No matter what type of treatment a patient is undergoing for cancer, it’s hard to anticipate or completely prepare for a host of brand new needs, from nourishing food that’s also palatable to comfy clothing for a host of brand new physical challenges. Friends and family offering emotional support and thoughtful gifts can really take some of the emotional and financial burden from the shoulders of a loved one facing an incredibly fraught set of circumstances.
However, for those who have never had cancer before, it can be difficult to know exactly what someone undergoing cancer treatment needs, and dealing with the stress of unwanted clutter is, unfortunately, sometimes an unintended side effect of all those well wishes. But there are so many things most cancer patients need and even gifts they’ll cherish. The trick is listening and even flat-out asking what would make a friend or family member’s life easier. Here are a few suggestions from a cancer survivor:
1. Comfy Pajamas
No matter what kind of treatment a cancer patient is receiving, it’s exhausting. Especially for people who are used to being on the move, the appropriate attire for a much slower pace requires nearly a whole new wardrobe. Ask your loved one what type of pajamas they prefer after any major surgeries. I mistakenly bought a drawer full of cute nighties, only to realize after my double mastectomy that my drains meant I really should have invested in soft, cotton button-downs, like this PajamaGram set.
2. Specially-Made Loungewear
Speaking of drains, there are several companies that make products specifically designed to not only keep drains out of sight, but also keep them from tangling or snagging. It’s My Secret makes a line of long- and short-sleeved hoodies to help drains stay comfortably hidden while providing just the right amount of coziness.

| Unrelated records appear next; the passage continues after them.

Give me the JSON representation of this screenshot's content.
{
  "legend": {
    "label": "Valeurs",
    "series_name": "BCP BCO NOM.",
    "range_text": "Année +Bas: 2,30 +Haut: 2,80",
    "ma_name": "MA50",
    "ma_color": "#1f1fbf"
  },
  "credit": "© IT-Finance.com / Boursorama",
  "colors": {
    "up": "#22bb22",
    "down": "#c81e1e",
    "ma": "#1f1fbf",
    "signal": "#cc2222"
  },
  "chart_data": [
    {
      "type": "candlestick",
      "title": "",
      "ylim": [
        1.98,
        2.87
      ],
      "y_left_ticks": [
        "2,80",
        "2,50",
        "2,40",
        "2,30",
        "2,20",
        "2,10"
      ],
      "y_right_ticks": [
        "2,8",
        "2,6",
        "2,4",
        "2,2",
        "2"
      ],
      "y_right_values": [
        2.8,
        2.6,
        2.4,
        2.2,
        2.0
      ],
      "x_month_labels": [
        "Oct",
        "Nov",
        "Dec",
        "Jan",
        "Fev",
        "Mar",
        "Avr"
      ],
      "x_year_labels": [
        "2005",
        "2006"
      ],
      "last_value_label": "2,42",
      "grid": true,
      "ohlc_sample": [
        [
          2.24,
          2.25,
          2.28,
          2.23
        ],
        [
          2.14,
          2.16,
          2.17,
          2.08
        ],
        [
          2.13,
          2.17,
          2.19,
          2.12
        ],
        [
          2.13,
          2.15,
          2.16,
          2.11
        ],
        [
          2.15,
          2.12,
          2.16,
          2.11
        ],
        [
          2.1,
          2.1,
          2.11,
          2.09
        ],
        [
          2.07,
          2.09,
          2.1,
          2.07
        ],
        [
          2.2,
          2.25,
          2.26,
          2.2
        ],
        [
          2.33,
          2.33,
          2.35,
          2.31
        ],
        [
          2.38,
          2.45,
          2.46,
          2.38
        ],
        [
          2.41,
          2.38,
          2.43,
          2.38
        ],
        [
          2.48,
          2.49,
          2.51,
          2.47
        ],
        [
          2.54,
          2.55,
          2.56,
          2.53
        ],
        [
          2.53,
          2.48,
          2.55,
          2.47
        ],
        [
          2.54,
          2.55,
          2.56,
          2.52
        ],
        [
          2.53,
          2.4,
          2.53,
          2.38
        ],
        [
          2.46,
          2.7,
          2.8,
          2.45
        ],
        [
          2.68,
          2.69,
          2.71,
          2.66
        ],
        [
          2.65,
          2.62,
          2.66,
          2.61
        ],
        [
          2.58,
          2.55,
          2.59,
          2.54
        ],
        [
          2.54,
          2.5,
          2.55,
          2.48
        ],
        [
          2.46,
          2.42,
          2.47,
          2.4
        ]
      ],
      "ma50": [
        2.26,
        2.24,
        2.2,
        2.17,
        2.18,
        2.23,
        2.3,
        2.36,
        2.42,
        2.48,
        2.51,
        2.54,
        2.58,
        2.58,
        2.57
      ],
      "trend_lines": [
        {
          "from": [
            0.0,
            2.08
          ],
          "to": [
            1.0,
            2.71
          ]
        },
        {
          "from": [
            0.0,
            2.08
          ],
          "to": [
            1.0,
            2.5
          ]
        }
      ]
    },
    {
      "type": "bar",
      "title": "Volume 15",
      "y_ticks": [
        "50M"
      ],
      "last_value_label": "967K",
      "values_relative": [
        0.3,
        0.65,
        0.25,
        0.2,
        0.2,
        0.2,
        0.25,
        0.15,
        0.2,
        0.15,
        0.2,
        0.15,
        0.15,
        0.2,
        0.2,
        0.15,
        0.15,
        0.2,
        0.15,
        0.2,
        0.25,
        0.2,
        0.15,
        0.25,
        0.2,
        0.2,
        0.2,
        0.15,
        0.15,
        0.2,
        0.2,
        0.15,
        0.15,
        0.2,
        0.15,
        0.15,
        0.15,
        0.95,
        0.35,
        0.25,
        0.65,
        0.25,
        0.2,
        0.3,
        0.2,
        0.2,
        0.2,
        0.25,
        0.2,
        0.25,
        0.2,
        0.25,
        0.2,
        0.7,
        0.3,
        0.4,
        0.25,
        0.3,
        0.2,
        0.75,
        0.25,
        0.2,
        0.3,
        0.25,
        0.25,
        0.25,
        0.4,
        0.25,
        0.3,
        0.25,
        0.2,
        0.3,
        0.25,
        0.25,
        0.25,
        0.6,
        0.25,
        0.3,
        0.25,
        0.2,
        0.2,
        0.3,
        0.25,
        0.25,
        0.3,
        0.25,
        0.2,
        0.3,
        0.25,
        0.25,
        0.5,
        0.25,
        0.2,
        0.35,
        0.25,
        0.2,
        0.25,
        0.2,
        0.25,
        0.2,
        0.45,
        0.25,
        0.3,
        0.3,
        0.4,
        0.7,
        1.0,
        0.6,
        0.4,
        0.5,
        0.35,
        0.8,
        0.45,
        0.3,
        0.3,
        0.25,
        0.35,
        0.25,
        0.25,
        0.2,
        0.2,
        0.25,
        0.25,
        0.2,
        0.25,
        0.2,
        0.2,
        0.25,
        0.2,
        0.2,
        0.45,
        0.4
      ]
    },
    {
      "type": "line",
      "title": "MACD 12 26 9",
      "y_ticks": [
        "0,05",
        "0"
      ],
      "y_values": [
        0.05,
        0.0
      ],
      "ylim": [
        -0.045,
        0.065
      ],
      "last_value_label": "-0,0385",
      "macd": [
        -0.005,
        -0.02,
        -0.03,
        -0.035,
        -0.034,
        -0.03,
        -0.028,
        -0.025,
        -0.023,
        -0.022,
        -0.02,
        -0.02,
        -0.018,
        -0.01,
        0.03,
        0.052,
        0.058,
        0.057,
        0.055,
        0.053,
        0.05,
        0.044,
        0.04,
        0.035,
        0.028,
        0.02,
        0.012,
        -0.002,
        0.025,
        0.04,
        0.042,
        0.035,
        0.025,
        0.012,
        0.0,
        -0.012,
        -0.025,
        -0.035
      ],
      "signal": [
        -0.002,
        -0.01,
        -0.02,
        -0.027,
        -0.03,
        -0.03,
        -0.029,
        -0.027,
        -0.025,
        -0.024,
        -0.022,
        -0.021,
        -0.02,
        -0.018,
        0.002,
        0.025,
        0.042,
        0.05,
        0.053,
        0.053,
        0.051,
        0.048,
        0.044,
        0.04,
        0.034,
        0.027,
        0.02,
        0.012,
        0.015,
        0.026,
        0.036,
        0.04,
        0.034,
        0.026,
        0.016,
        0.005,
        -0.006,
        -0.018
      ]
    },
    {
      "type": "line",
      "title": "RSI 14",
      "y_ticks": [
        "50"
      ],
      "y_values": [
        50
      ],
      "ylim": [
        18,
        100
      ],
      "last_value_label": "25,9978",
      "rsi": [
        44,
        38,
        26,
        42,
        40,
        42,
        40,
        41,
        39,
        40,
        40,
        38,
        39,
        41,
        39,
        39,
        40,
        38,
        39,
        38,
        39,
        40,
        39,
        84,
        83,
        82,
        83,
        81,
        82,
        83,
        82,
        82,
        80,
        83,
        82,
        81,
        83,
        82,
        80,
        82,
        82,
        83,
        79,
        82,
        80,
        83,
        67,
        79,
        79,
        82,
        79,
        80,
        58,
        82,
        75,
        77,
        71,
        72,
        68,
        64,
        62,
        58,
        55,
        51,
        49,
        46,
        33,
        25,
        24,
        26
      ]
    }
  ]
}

3. A Super Soft Denim Button-Down
During chemotherapy, especially for those with ports, a comfortable, button-down shirt with easily rolled up sleeves for easy access to veins or ports is essential for those long (honestly pretty awful) days spent receiving treatment. A super-soft denim button-down is a perfect, gender-neutral top that’s easy and comfortable. This is a guy’s version from Madewell, but it would look (and more importantly, feel) great for anyone.
4. A Food Delivery Subscription
The instinct to make a friend a homemade treat following a surgery is an incredibly kind one. But for those undergoing chemotherapy and radiation, tastes change… drastically. Even if your aunt or co-worker usually loves your apple crumble, it could quite literally make them sick while undergoing treatment for a variety of reasons that have nothing to do with its quality. Asking a loved one to pick a subscription box they might enjoy, like Smoothie Box, or even sending a gift certificate to a delivery service like Postmates is a wonderful way to let them know you care without buying food that might go uneaten.
5. Luxury Hair (Or Scalp) Products
While it can be tempting to buy a cancer patient bath products for some good relaxing-in-the-tub time, if they’re having a more extensive surgery, it honestly might be quite a while before they’re mobile enough for a good tub soak. But a great dry shampoo (for those who aren’t experiencing hair loss from chemotherapy) is a truly wonderful gift. Drugstore dry shampoos are harsh and sometimes cause damage, but pricier brands from stores like Sephora aren’t overly scented and make hair look fresh without causing brittle dryness. Sachajuan is a favorite for its light scent and gentle-yet-effective formula.
And for those experiencing hair loss as a side effect of chemotherapy, a scalp exfoliant can be incredibly soothing. No one really explains that all that hair doesn’t just go gently—the hair loss is painful, itchy, and flaky. Keratese’s Relaxing Scrub for dry scalp feels refreshing but not irritating on an itchy, flaky scalp, but be sure to ask about skin allergies before making the purchase (or just get a gift receipt).
6. Cashmere Beanie
For those who have never experienced it, the sensation of being bald is not only strange, it’s downright chilly. Not only does cashmere feel lovely against a sensitive scalp, this Patagonia recycled cashmere-and-wool beanie is also nice and cozy.